**RECORDS TO USE:**
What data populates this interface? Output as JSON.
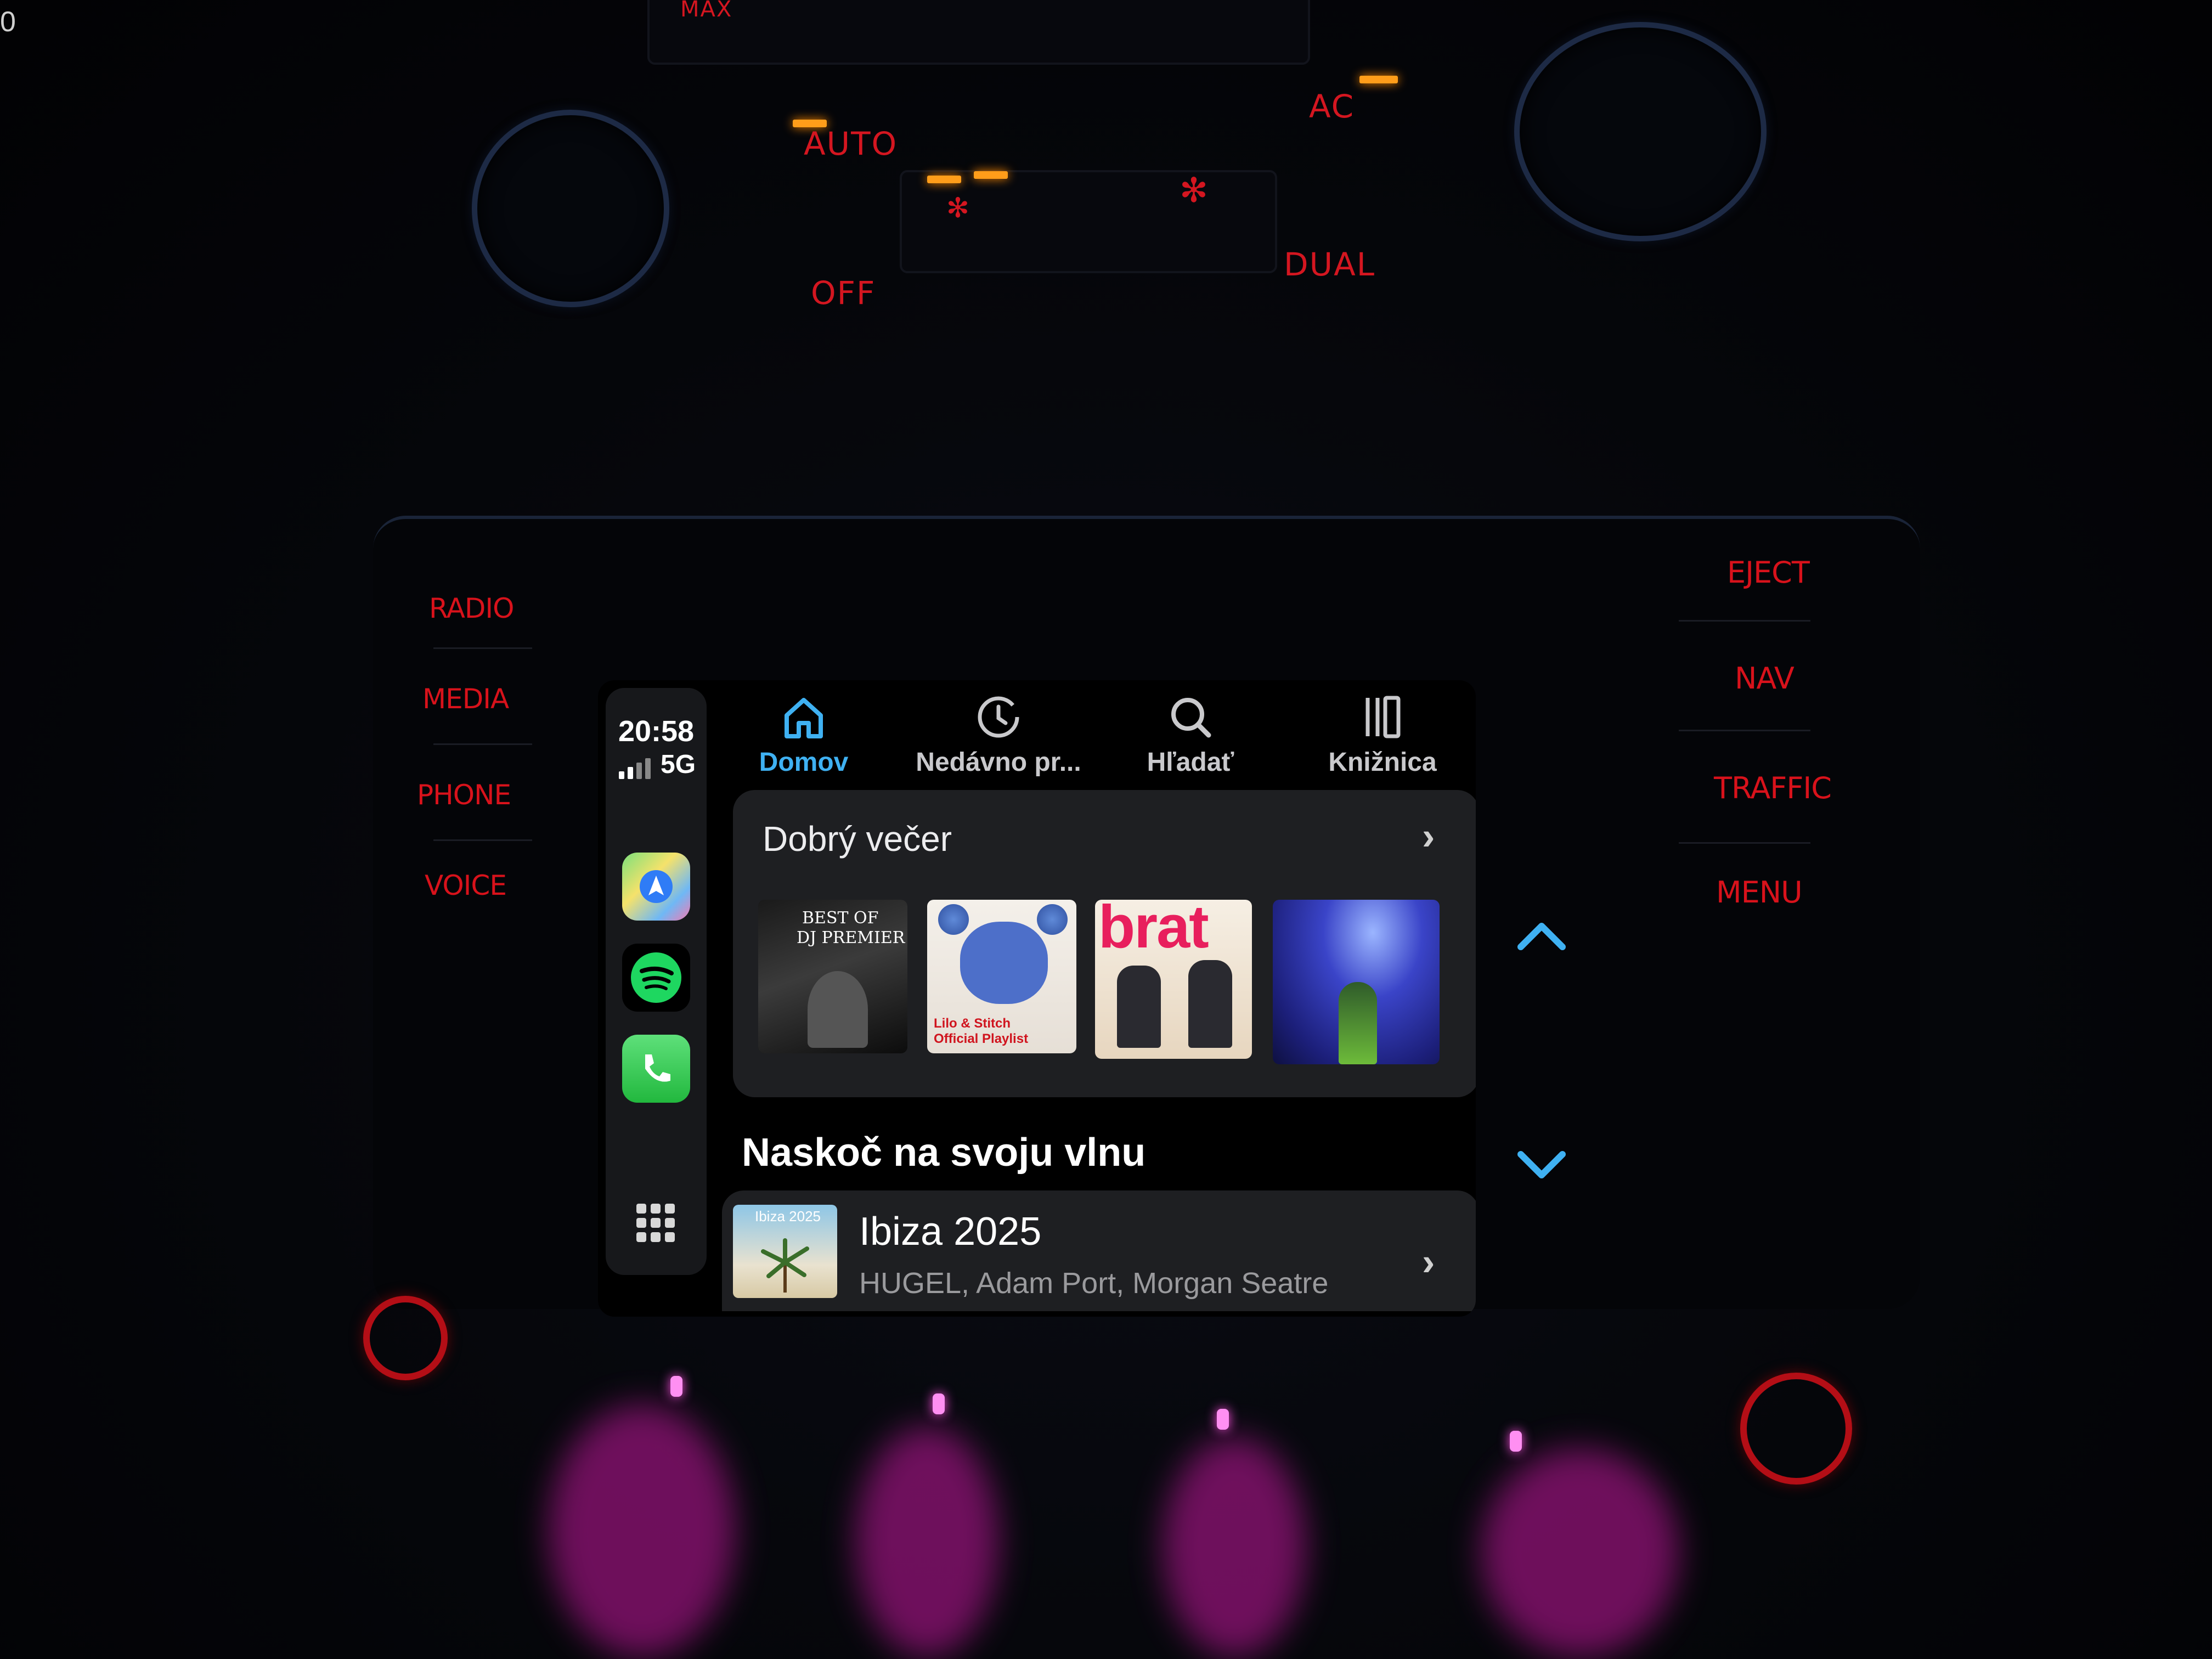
{
  "climate": {
    "max_label": "MAX",
    "auto_label": "AUTO",
    "off_label": "OFF",
    "ac_label": "AC",
    "dual_label": "DUAL"
  },
  "corner_text": "0",
  "hardware": {
    "left_buttons": [
      "RADIO",
      "MEDIA",
      "PHONE",
      "VOICE"
    ],
    "right_buttons": [
      "EJECT",
      "NAV",
      "TRAFFIC",
      "MENU"
    ]
  },
  "status": {
    "time": "20:58",
    "network": "5G"
  },
  "tabs": [
    {
      "label": "Domov",
      "icon": "home-icon",
      "active": true
    },
    {
      "label": "Nedávno pr...",
      "icon": "recent-icon",
      "active": false
    },
    {
      "label": "Hľadať",
      "icon": "search-icon",
      "active": false
    },
    {
      "label": "Knižnica",
      "icon": "library-icon",
      "active": false
    }
  ],
  "greeting_card": {
    "title": "Dobrý večer",
    "tiles": [
      {
        "text_line1": "BEST OF",
        "text_line2": "DJ PREMIER"
      },
      {
        "text_line1": "Lilo & Stitch",
        "text_line2": "Official Playlist"
      },
      {
        "text_line1": "brat",
        "text_line2": ""
      },
      {
        "text_line1": "",
        "text_line2": ""
      }
    ]
  },
  "section": {
    "title": "Naskoč na svoju vlnu",
    "item": {
      "thumb_label": "Ibiza 2025",
      "title": "Ibiza 2025",
      "subtitle": "HUGEL, Adam Port, Morgan Seatre"
    }
  },
  "colors": {
    "accent": "#3fb1f2",
    "panel_red": "#e0121c",
    "card_bg": "#1e1f22",
    "spotify_green": "#1ed760",
    "phone_green": "#2fd158"
  }
}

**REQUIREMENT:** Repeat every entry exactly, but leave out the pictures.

**SOLUTION FOR THIS EXERCISE:**
What data populates this interface? Output as JSON.
{
  "climate": {
    "max_label": "MAX",
    "auto_label": "AUTO",
    "off_label": "OFF",
    "ac_label": "AC",
    "dual_label": "DUAL"
  },
  "corner_text": "0",
  "hardware": {
    "left_buttons": [
      "RADIO",
      "MEDIA",
      "PHONE",
      "VOICE"
    ],
    "right_buttons": [
      "EJECT",
      "NAV",
      "TRAFFIC",
      "MENU"
    ]
  },
  "status": {
    "time": "20:58",
    "network": "5G"
  },
  "tabs": [
    {
      "label": "Domov",
      "icon": "home-icon",
      "active": true
    },
    {
      "label": "Nedávno pr...",
      "icon": "recent-icon",
      "active": false
    },
    {
      "label": "Hľadať",
      "icon": "search-icon",
      "active": false
    },
    {
      "label": "Knižnica",
      "icon": "library-icon",
      "active": false
    }
  ],
  "greeting_card": {
    "title": "Dobrý večer",
    "tiles": [
      {
        "text_line1": "BEST OF",
        "text_line2": "DJ PREMIER"
      },
      {
        "text_line1": "Lilo & Stitch",
        "text_line2": "Official Playlist"
      },
      {
        "text_line1": "brat",
        "text_line2": ""
      },
      {
        "text_line1": "",
        "text_line2": ""
      }
    ]
  },
  "section": {
    "title": "Naskoč na svoju vlnu",
    "item": {
      "thumb_label": "Ibiza 2025",
      "title": "Ibiza 2025",
      "subtitle": "HUGEL, Adam Port, Morgan Seatre"
    }
  },
  "colors": {
    "accent": "#3fb1f2",
    "panel_red": "#e0121c",
    "card_bg": "#1e1f22",
    "spotify_green": "#1ed760",
    "phone_green": "#2fd158"
  }
}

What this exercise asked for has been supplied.